_WORK TO BE COMPLETED_: Among the records below, find the lines that contain "emoticon" and copy each of them.

_Entries taken from a collection_:
__________________________________________________

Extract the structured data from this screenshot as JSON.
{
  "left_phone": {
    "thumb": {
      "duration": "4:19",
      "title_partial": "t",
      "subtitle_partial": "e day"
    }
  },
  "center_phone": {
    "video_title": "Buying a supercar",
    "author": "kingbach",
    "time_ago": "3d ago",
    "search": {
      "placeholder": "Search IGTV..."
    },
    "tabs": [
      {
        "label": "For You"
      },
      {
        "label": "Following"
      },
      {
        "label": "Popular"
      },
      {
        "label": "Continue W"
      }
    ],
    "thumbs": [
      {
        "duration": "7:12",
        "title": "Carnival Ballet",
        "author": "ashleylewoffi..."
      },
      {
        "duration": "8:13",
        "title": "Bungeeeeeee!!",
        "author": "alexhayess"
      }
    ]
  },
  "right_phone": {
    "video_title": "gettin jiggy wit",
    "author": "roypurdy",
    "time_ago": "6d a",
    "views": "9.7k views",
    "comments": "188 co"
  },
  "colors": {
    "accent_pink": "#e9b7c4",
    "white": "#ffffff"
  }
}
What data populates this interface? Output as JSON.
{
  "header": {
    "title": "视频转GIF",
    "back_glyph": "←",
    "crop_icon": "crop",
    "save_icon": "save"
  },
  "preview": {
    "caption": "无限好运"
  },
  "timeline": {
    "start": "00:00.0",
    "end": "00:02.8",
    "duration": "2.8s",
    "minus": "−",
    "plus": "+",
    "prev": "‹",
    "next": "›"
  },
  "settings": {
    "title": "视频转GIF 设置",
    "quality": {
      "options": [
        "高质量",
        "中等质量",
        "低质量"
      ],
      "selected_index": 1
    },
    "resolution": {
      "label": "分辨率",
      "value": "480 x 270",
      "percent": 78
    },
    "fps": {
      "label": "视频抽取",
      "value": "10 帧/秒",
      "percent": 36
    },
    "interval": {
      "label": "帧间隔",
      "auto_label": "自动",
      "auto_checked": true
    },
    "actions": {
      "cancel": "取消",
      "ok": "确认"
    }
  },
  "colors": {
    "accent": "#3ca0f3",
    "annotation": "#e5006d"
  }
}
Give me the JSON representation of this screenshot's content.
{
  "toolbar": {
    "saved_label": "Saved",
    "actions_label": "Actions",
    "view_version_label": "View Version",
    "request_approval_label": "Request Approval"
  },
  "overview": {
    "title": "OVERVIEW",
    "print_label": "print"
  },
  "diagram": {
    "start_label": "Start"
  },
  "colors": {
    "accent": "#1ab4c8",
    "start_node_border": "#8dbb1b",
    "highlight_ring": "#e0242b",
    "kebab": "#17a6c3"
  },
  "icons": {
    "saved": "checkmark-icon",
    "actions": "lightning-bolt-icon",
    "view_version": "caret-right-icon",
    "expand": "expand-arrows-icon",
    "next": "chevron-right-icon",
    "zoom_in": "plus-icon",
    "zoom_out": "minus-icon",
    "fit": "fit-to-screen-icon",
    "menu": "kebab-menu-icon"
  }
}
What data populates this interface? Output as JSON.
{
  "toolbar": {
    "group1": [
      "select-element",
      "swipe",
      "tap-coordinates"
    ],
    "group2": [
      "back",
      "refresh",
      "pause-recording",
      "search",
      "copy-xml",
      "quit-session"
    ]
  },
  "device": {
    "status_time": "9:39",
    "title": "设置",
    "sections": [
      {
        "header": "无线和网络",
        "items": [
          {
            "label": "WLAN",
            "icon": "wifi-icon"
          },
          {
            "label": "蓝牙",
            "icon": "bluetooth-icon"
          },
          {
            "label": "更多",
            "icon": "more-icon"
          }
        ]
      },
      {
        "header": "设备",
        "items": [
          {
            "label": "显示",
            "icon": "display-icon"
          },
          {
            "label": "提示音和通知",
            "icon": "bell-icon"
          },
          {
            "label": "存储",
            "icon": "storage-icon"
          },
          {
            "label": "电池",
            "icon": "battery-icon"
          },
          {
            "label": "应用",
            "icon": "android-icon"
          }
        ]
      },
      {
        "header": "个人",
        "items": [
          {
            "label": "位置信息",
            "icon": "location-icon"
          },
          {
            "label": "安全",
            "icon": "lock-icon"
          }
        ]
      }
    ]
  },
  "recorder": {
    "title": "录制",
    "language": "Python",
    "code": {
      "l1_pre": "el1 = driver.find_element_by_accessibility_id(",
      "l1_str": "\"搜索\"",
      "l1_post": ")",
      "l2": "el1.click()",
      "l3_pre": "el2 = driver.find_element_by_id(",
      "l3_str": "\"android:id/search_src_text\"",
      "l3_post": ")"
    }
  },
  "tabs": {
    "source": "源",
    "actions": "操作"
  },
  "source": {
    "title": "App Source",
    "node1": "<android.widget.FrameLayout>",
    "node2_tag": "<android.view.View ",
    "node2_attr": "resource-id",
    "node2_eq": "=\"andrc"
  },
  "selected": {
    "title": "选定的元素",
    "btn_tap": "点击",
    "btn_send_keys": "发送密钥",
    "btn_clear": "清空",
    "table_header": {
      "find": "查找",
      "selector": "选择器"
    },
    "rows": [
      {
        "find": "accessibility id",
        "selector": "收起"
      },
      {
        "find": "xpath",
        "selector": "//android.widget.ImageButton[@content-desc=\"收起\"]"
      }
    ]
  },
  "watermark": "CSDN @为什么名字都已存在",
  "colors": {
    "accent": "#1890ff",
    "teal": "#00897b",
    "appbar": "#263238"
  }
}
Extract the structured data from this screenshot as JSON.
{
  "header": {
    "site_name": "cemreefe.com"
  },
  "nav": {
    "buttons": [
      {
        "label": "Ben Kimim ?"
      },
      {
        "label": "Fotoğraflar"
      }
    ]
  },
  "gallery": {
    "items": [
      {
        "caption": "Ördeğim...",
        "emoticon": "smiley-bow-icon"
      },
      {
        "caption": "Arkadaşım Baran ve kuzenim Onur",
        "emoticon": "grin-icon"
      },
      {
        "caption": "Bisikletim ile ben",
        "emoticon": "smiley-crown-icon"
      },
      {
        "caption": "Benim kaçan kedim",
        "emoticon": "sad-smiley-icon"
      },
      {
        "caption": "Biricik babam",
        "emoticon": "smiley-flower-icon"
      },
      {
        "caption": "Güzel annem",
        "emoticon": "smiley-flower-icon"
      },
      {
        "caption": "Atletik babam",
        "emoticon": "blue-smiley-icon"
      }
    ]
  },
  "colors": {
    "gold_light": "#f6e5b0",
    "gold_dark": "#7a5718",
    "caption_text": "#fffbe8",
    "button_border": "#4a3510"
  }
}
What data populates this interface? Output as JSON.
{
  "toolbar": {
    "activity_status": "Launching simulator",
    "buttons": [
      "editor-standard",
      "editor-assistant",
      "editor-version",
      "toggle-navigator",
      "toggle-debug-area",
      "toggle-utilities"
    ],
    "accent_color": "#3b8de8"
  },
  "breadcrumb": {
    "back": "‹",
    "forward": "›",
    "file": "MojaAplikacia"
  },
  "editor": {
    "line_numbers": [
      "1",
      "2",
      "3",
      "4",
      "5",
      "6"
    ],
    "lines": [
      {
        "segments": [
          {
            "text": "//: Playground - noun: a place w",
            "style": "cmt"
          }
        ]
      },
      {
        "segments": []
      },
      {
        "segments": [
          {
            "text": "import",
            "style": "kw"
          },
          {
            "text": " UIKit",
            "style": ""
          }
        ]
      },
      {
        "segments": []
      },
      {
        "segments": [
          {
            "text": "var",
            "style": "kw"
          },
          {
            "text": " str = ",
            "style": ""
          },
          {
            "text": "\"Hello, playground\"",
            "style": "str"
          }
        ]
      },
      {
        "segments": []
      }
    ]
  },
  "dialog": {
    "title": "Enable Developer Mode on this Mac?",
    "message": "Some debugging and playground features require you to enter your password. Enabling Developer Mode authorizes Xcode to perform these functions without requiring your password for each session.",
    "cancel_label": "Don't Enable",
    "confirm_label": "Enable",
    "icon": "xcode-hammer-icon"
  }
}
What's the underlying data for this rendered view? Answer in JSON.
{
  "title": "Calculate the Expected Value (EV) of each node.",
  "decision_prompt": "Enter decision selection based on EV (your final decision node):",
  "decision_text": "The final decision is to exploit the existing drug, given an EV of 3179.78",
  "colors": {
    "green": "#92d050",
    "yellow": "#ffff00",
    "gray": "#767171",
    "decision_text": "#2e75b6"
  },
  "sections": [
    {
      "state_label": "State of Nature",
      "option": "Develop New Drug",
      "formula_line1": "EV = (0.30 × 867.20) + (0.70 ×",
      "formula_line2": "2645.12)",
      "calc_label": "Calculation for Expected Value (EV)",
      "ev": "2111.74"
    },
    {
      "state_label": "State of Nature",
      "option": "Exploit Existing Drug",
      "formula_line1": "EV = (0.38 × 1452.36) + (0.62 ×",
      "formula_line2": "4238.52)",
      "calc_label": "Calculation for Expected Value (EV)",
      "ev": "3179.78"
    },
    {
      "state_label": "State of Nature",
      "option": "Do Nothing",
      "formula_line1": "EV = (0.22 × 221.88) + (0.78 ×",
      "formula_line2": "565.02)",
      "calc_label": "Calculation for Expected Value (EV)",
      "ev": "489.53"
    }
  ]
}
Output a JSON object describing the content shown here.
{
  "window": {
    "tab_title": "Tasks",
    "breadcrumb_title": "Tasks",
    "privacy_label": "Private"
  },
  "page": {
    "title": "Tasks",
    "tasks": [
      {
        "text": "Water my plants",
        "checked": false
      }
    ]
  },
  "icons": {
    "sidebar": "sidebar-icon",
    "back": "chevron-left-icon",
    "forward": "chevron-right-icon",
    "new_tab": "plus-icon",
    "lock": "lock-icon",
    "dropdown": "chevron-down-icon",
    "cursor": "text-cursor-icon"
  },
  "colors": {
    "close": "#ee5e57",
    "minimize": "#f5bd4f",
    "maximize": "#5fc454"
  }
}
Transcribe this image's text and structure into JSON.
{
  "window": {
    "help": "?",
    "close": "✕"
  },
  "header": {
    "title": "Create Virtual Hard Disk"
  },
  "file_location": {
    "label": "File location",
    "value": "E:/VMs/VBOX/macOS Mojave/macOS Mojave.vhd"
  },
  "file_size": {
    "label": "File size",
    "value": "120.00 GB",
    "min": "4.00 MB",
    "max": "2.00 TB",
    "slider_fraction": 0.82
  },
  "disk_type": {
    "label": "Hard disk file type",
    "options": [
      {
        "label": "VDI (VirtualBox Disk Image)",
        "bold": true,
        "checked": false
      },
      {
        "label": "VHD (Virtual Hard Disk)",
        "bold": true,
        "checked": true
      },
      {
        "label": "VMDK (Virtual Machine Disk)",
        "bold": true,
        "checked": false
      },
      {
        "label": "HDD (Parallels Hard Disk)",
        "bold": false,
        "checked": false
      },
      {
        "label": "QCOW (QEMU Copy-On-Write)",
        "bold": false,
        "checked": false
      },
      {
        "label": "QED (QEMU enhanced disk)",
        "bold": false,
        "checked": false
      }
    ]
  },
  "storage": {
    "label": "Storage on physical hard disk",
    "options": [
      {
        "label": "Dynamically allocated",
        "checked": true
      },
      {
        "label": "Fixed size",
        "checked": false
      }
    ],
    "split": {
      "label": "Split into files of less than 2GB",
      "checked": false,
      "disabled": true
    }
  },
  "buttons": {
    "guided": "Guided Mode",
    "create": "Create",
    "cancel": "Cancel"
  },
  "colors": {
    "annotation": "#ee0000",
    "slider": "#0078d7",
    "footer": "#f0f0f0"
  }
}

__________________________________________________

_FINISHED TASK_:
        "emoticon": "smiley-bow-icon"
        "emoticon": "grin-icon"
        "emoticon": "smiley-crown-icon"
        "emoticon": "sad-smiley-icon"
        "emoticon": "smiley-flower-icon"
        "emoticon": "smiley-flower-icon"
        "emoticon": "blue-smiley-icon"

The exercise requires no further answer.